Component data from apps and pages
══════════
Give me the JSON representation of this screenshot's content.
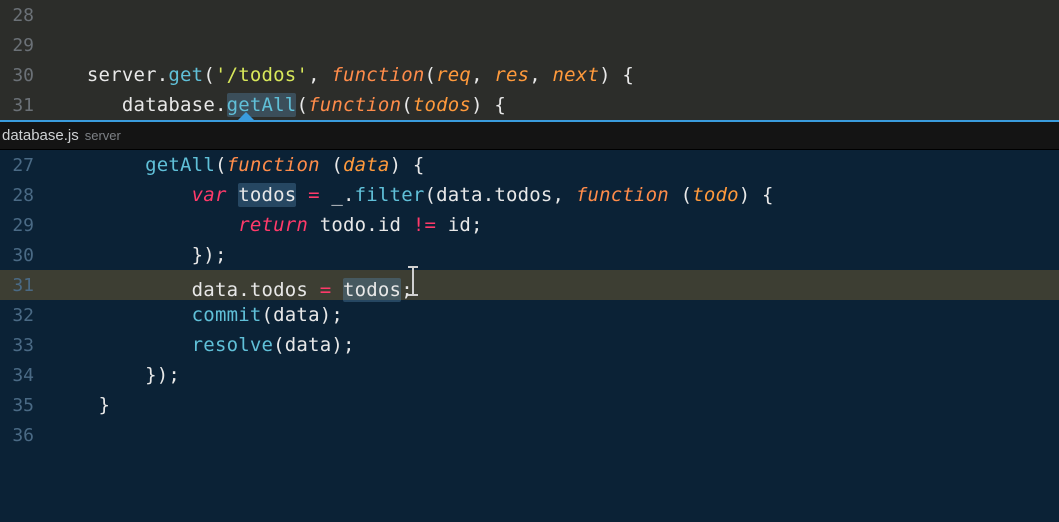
{
  "top_pane": {
    "lines": [
      {
        "num": "28",
        "tokens": []
      },
      {
        "num": "29",
        "tokens": []
      },
      {
        "num": "30",
        "tokens": [
          {
            "t": "   ",
            "c": "punct"
          },
          {
            "t": "server",
            "c": "ident"
          },
          {
            "t": ".",
            "c": "punct"
          },
          {
            "t": "get",
            "c": "method"
          },
          {
            "t": "(",
            "c": "punct"
          },
          {
            "t": "'/todos'",
            "c": "string"
          },
          {
            "t": ", ",
            "c": "punct"
          },
          {
            "t": "function",
            "c": "k-func"
          },
          {
            "t": "(",
            "c": "punct"
          },
          {
            "t": "req",
            "c": "param"
          },
          {
            "t": ", ",
            "c": "punct"
          },
          {
            "t": "res",
            "c": "param"
          },
          {
            "t": ", ",
            "c": "punct"
          },
          {
            "t": "next",
            "c": "param"
          },
          {
            "t": ") {",
            "c": "punct"
          }
        ]
      },
      {
        "num": "31",
        "tokens": [
          {
            "t": "      ",
            "c": "punct"
          },
          {
            "t": "database",
            "c": "ident"
          },
          {
            "t": ".",
            "c": "punct"
          },
          {
            "t": "getAll",
            "c": "method",
            "hl": true
          },
          {
            "t": "(",
            "c": "punct"
          },
          {
            "t": "function",
            "c": "k-func"
          },
          {
            "t": "(",
            "c": "punct"
          },
          {
            "t": "todos",
            "c": "param"
          },
          {
            "t": ") {",
            "c": "punct"
          }
        ]
      }
    ]
  },
  "peek": {
    "filename": "database.js",
    "scope": "server"
  },
  "bottom_pane": {
    "highlighted_line": "31",
    "lines": [
      {
        "num": "27",
        "tokens": [
          {
            "t": "        ",
            "c": "punct"
          },
          {
            "t": "getAll",
            "c": "method"
          },
          {
            "t": "(",
            "c": "punct"
          },
          {
            "t": "function",
            "c": "k-func"
          },
          {
            "t": " (",
            "c": "punct"
          },
          {
            "t": "data",
            "c": "param"
          },
          {
            "t": ") {",
            "c": "punct"
          }
        ]
      },
      {
        "num": "28",
        "tokens": [
          {
            "t": "            ",
            "c": "punct"
          },
          {
            "t": "var",
            "c": "k-var"
          },
          {
            "t": " ",
            "c": "punct"
          },
          {
            "t": "todos",
            "c": "ident",
            "hl": true
          },
          {
            "t": " ",
            "c": "punct"
          },
          {
            "t": "=",
            "c": "op"
          },
          {
            "t": " _",
            "c": "ident"
          },
          {
            "t": ".",
            "c": "punct"
          },
          {
            "t": "filter",
            "c": "method"
          },
          {
            "t": "(data",
            "c": "ident"
          },
          {
            "t": ".",
            "c": "punct"
          },
          {
            "t": "todos",
            "c": "prop"
          },
          {
            "t": ", ",
            "c": "punct"
          },
          {
            "t": "function",
            "c": "k-func"
          },
          {
            "t": " (",
            "c": "punct"
          },
          {
            "t": "todo",
            "c": "param"
          },
          {
            "t": ") {",
            "c": "punct"
          }
        ]
      },
      {
        "num": "29",
        "tokens": [
          {
            "t": "                ",
            "c": "punct"
          },
          {
            "t": "return",
            "c": "k-return"
          },
          {
            "t": " todo",
            "c": "ident"
          },
          {
            "t": ".",
            "c": "punct"
          },
          {
            "t": "id ",
            "c": "prop"
          },
          {
            "t": "!=",
            "c": "op"
          },
          {
            "t": " id;",
            "c": "ident"
          }
        ]
      },
      {
        "num": "30",
        "tokens": [
          {
            "t": "            });",
            "c": "punct"
          }
        ]
      },
      {
        "num": "31",
        "tokens": [
          {
            "t": "            data",
            "c": "ident"
          },
          {
            "t": ".",
            "c": "punct"
          },
          {
            "t": "todos ",
            "c": "prop"
          },
          {
            "t": "=",
            "c": "op"
          },
          {
            "t": " ",
            "c": "punct"
          },
          {
            "t": "todos",
            "c": "ident",
            "hl": true
          },
          {
            "t": ";",
            "c": "punct"
          },
          {
            "cursor": true
          }
        ]
      },
      {
        "num": "32",
        "tokens": [
          {
            "t": "            commit",
            "c": "method"
          },
          {
            "t": "(data);",
            "c": "ident"
          }
        ]
      },
      {
        "num": "33",
        "tokens": [
          {
            "t": "            resolve",
            "c": "method"
          },
          {
            "t": "(data);",
            "c": "ident"
          }
        ]
      },
      {
        "num": "34",
        "tokens": [
          {
            "t": "        });",
            "c": "punct"
          }
        ]
      },
      {
        "num": "35",
        "tokens": [
          {
            "t": "    }",
            "c": "punct"
          }
        ]
      },
      {
        "num": "36",
        "tokens": []
      }
    ]
  }
}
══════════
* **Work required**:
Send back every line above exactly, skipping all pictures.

* **Response**:
Give me the JSON representation of this screenshot's content.
{
  "top_pane": {
    "lines": [
      {
        "num": "28",
        "tokens": []
      },
      {
        "num": "29",
        "tokens": []
      },
      {
        "num": "30",
        "tokens": [
          {
            "t": "   ",
            "c": "punct"
          },
          {
            "t": "server",
            "c": "ident"
          },
          {
            "t": ".",
            "c": "punct"
          },
          {
            "t": "get",
            "c": "method"
          },
          {
            "t": "(",
            "c": "punct"
          },
          {
            "t": "'/todos'",
            "c": "string"
          },
          {
            "t": ", ",
            "c": "punct"
          },
          {
            "t": "function",
            "c": "k-func"
          },
          {
            "t": "(",
            "c": "punct"
          },
          {
            "t": "req",
            "c": "param"
          },
          {
            "t": ", ",
            "c": "punct"
          },
          {
            "t": "res",
            "c": "param"
          },
          {
            "t": ", ",
            "c": "punct"
          },
          {
            "t": "next",
            "c": "param"
          },
          {
            "t": ") {",
            "c": "punct"
          }
        ]
      },
      {
        "num": "31",
        "tokens": [
          {
            "t": "      ",
            "c": "punct"
          },
          {
            "t": "database",
            "c": "ident"
          },
          {
            "t": ".",
            "c": "punct"
          },
          {
            "t": "getAll",
            "c": "method",
            "hl": true
          },
          {
            "t": "(",
            "c": "punct"
          },
          {
            "t": "function",
            "c": "k-func"
          },
          {
            "t": "(",
            "c": "punct"
          },
          {
            "t": "todos",
            "c": "param"
          },
          {
            "t": ") {",
            "c": "punct"
          }
        ]
      }
    ]
  },
  "peek": {
    "filename": "database.js",
    "scope": "server"
  },
  "bottom_pane": {
    "highlighted_line": "31",
    "lines": [
      {
        "num": "27",
        "tokens": [
          {
            "t": "        ",
            "c": "punct"
          },
          {
            "t": "getAll",
            "c": "method"
          },
          {
            "t": "(",
            "c": "punct"
          },
          {
            "t": "function",
            "c": "k-func"
          },
          {
            "t": " (",
            "c": "punct"
          },
          {
            "t": "data",
            "c": "param"
          },
          {
            "t": ") {",
            "c": "punct"
          }
        ]
      },
      {
        "num": "28",
        "tokens": [
          {
            "t": "            ",
            "c": "punct"
          },
          {
            "t": "var",
            "c": "k-var"
          },
          {
            "t": " ",
            "c": "punct"
          },
          {
            "t": "todos",
            "c": "ident",
            "hl": true
          },
          {
            "t": " ",
            "c": "punct"
          },
          {
            "t": "=",
            "c": "op"
          },
          {
            "t": " _",
            "c": "ident"
          },
          {
            "t": ".",
            "c": "punct"
          },
          {
            "t": "filter",
            "c": "method"
          },
          {
            "t": "(data",
            "c": "ident"
          },
          {
            "t": ".",
            "c": "punct"
          },
          {
            "t": "todos",
            "c": "prop"
          },
          {
            "t": ", ",
            "c": "punct"
          },
          {
            "t": "function",
            "c": "k-func"
          },
          {
            "t": " (",
            "c": "punct"
          },
          {
            "t": "todo",
            "c": "param"
          },
          {
            "t": ") {",
            "c": "punct"
          }
        ]
      },
      {
        "num": "29",
        "tokens": [
          {
            "t": "                ",
            "c": "punct"
          },
          {
            "t": "return",
            "c": "k-return"
          },
          {
            "t": " todo",
            "c": "ident"
          },
          {
            "t": ".",
            "c": "punct"
          },
          {
            "t": "id ",
            "c": "prop"
          },
          {
            "t": "!=",
            "c": "op"
          },
          {
            "t": " id;",
            "c": "ident"
          }
        ]
      },
      {
        "num": "30",
        "tokens": [
          {
            "t": "            });",
            "c": "punct"
          }
        ]
      },
      {
        "num": "31",
        "tokens": [
          {
            "t": "            data",
            "c": "ident"
          },
          {
            "t": ".",
            "c": "punct"
          },
          {
            "t": "todos ",
            "c": "prop"
          },
          {
            "t": "=",
            "c": "op"
          },
          {
            "t": " ",
            "c": "punct"
          },
          {
            "t": "todos",
            "c": "ident",
            "hl": true
          },
          {
            "t": ";",
            "c": "punct"
          },
          {
            "cursor": true
          }
        ]
      },
      {
        "num": "32",
        "tokens": [
          {
            "t": "            commit",
            "c": "method"
          },
          {
            "t": "(data);",
            "c": "ident"
          }
        ]
      },
      {
        "num": "33",
        "tokens": [
          {
            "t": "            resolve",
            "c": "method"
          },
          {
            "t": "(data);",
            "c": "ident"
          }
        ]
      },
      {
        "num": "34",
        "tokens": [
          {
            "t": "        });",
            "c": "punct"
          }
        ]
      },
      {
        "num": "35",
        "tokens": [
          {
            "t": "    }",
            "c": "punct"
          }
        ]
      },
      {
        "num": "36",
        "tokens": []
      }
    ]
  }
}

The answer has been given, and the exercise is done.